Entries from a dataset of interfaces -
↓

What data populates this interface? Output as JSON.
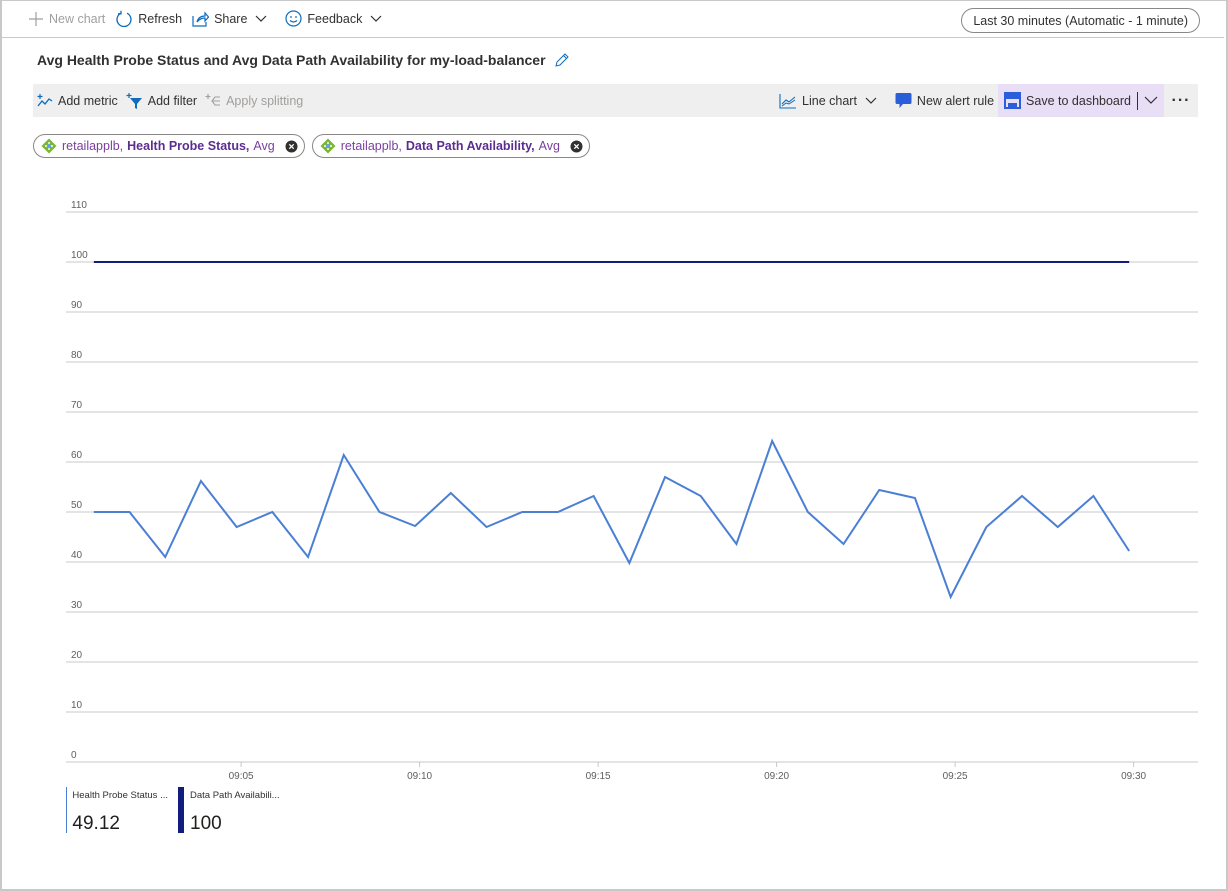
{
  "toolbar": {
    "new_chart": "New chart",
    "refresh": "Refresh",
    "share": "Share",
    "feedback": "Feedback",
    "time_range": "Last 30 minutes (Automatic - 1 minute)"
  },
  "chart_title": "Avg Health Probe Status and Avg Data Path Availability for my-load-balancer",
  "commands": {
    "add_metric": "Add metric",
    "add_filter": "Add filter",
    "apply_splitting": "Apply splitting",
    "chart_type": "Line chart",
    "new_alert_rule": "New alert rule",
    "save_to_dashboard": "Save to dashboard",
    "more": "···"
  },
  "metric_chips": [
    {
      "resource": "retailapplb,",
      "metric": "Health Probe Status,",
      "aggregation": "Avg"
    },
    {
      "resource": "retailapplb,",
      "metric": "Data Path Availability,",
      "aggregation": "Avg"
    }
  ],
  "legend": [
    {
      "name": "Health Probe Status ...",
      "value": "49.12",
      "color": "#4a7fd4"
    },
    {
      "name": "Data Path Availabili...",
      "value": "100",
      "color": "#111d7e"
    }
  ],
  "chart_data": {
    "type": "line",
    "title": "Avg Health Probe Status and Avg Data Path Availability for my-load-balancer",
    "xlabel": "",
    "ylabel": "",
    "ylim": [
      0,
      110
    ],
    "yticks": [
      0,
      10,
      20,
      30,
      40,
      50,
      60,
      70,
      80,
      90,
      100,
      110
    ],
    "x_minutes_range": [
      0,
      30.5
    ],
    "xticks": [
      {
        "minute": 4.625,
        "label": "09:05"
      },
      {
        "minute": 9.625,
        "label": "09:10"
      },
      {
        "minute": 14.625,
        "label": "09:15"
      },
      {
        "minute": 19.625,
        "label": "09:20"
      },
      {
        "minute": 24.625,
        "label": "09:25"
      },
      {
        "minute": 29.625,
        "label": "09:30"
      }
    ],
    "x": [
      0.5,
      1.5,
      2.5,
      3.5,
      4.5,
      5.5,
      6.5,
      7.5,
      8.5,
      9.5,
      10.5,
      11.5,
      12.5,
      13.5,
      14.5,
      15.5,
      16.5,
      17.5,
      18.5,
      19.5,
      20.5,
      21.5,
      22.5,
      23.5,
      24.5,
      25.5,
      26.5,
      27.5,
      28.5,
      29.5
    ],
    "grid": true,
    "legend_position": "bottom-left",
    "series": [
      {
        "name": "Health Probe Status, Avg",
        "color": "#4a7fd4",
        "values": [
          50,
          50,
          41,
          56.2,
          47,
          50,
          41,
          61.4,
          50,
          47.2,
          53.8,
          47,
          50,
          50,
          53.2,
          39.8,
          57,
          53.2,
          43.6,
          64.2,
          50,
          43.6,
          54.4,
          52.8,
          33,
          47,
          53.2,
          47,
          53.2,
          42.2
        ]
      },
      {
        "name": "Data Path Availability, Avg",
        "color": "#111d7e",
        "values": [
          100,
          100,
          100,
          100,
          100,
          100,
          100,
          100,
          100,
          100,
          100,
          100,
          100,
          100,
          100,
          100,
          100,
          100,
          100,
          100,
          100,
          100,
          100,
          100,
          100,
          100,
          100,
          100,
          100,
          100
        ]
      }
    ]
  }
}
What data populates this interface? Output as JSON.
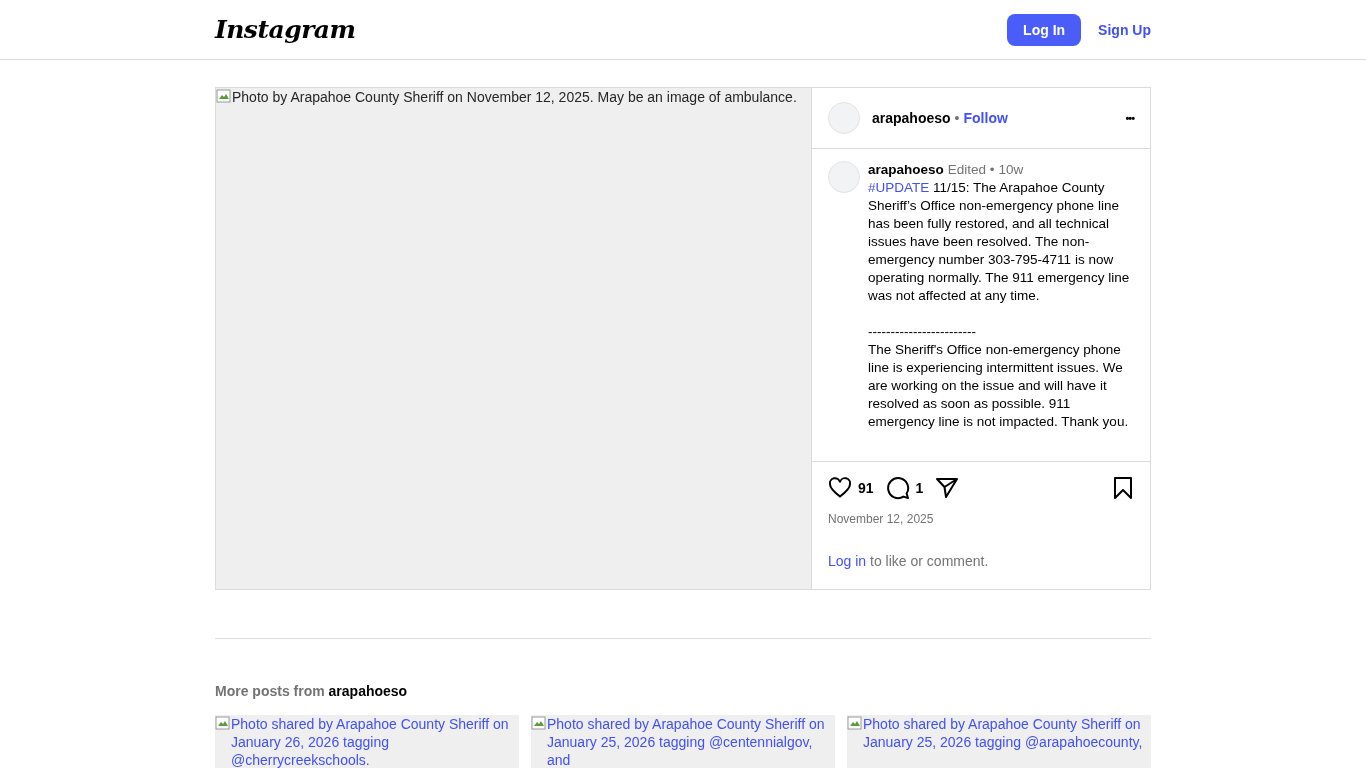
{
  "header": {
    "logo": "Instagram",
    "buttons": [
      {
        "label": "Log In",
        "kind": "primary"
      },
      {
        "label": "Sign Up",
        "kind": "link"
      }
    ]
  },
  "post": {
    "image_alt": "Photo by Arapahoe County Sheriff on November 12, 2025. May be an image of ambulance.",
    "author": {
      "username": "arapahoeso",
      "separator": "•",
      "follow": "Follow",
      "more": "•••"
    },
    "caption": {
      "username": "arapahoeso",
      "edited": "Edited •",
      "age": "10w",
      "hashtag": "#UPDATE",
      "paragraphs": [
        "11/15: The Arapahoe County Sheriff’s Office non-emergency phone line has been fully restored, and all technical issues have been resolved. The non-emergency number 303-795-4711 is now operating normally. The 911 emergency line was not affected at any time.",
        "------------------------",
        "The Sheriff's Office non-emergency phone line is experiencing intermittent issues. We are working on the issue and will have it resolved as soon as possible. 911 emergency line is not impacted. Thank you."
      ]
    },
    "actions": {
      "likes": "91",
      "comments": "1"
    },
    "date": "November 12, 2025",
    "login_prompt": {
      "link": "Log in",
      "text": "to like or comment."
    }
  },
  "more_posts": {
    "label": "More posts from",
    "username": "arapahoeso",
    "tiles": [
      {
        "alt": "Photo shared by Arapahoe County Sheriff on January 26, 2026 tagging @cherrycreekschools."
      },
      {
        "alt": "Photo shared by Arapahoe County Sheriff on January 25, 2026 tagging @centennialgov, and"
      },
      {
        "alt": "Photo shared by Arapahoe County Sheriff on January 25, 2026 tagging @arapahoecounty,"
      }
    ]
  }
}
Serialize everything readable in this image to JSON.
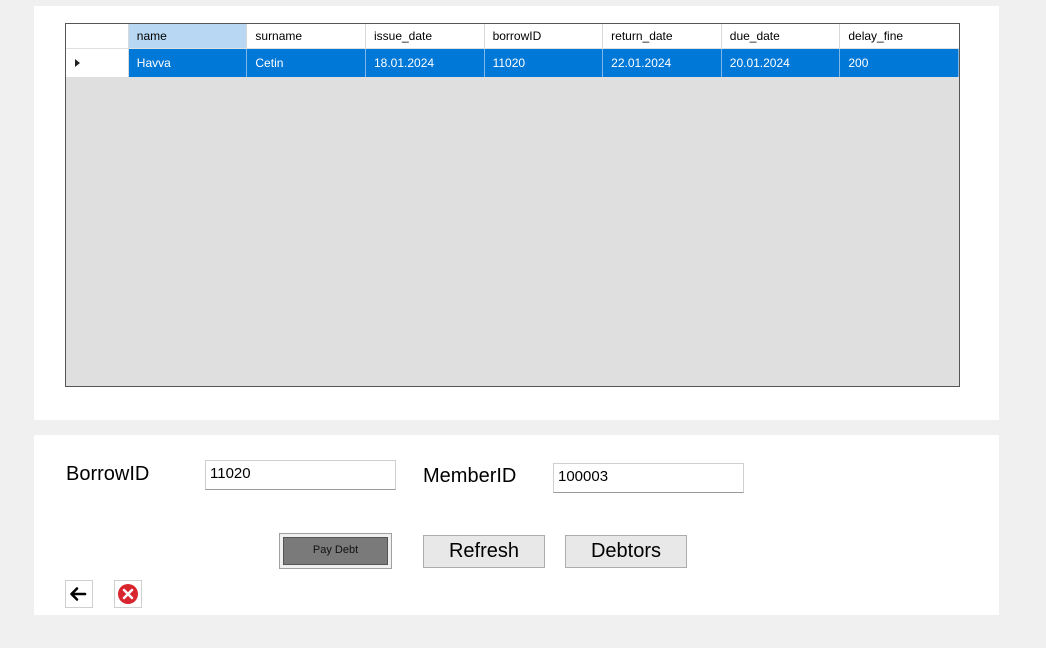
{
  "grid": {
    "columns": [
      "name",
      "surname",
      "issue_date",
      "borrowID",
      "return_date",
      "due_date",
      "delay_fine"
    ],
    "rows": [
      [
        "Havva",
        "Cetin",
        "18.01.2024",
        "11020",
        "22.01.2024",
        "20.01.2024",
        "200"
      ]
    ]
  },
  "form": {
    "borrow_label": "BorrowID",
    "borrow_value": "11020",
    "member_label": "MemberID",
    "member_value": "100003"
  },
  "buttons": {
    "pay": "Pay Debt",
    "refresh": "Refresh",
    "debtors": "Debtors"
  },
  "icons": {
    "back": "arrow-left-icon",
    "close": "close-icon"
  },
  "colors": {
    "selection": "#0078d7",
    "selected_header": "#b7d7f3",
    "close_red": "#d8262f"
  }
}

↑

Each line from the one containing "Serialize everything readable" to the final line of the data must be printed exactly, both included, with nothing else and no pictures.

Serialize everything readable in this image to JSON.
{
  "grid": {
    "columns": [
      "name",
      "surname",
      "issue_date",
      "borrowID",
      "return_date",
      "due_date",
      "delay_fine"
    ],
    "rows": [
      [
        "Havva",
        "Cetin",
        "18.01.2024",
        "11020",
        "22.01.2024",
        "20.01.2024",
        "200"
      ]
    ]
  },
  "form": {
    "borrow_label": "BorrowID",
    "borrow_value": "11020",
    "member_label": "MemberID",
    "member_value": "100003"
  },
  "buttons": {
    "pay": "Pay Debt",
    "refresh": "Refresh",
    "debtors": "Debtors"
  },
  "icons": {
    "back": "arrow-left-icon",
    "close": "close-icon"
  },
  "colors": {
    "selection": "#0078d7",
    "selected_header": "#b7d7f3",
    "close_red": "#d8262f"
  }
}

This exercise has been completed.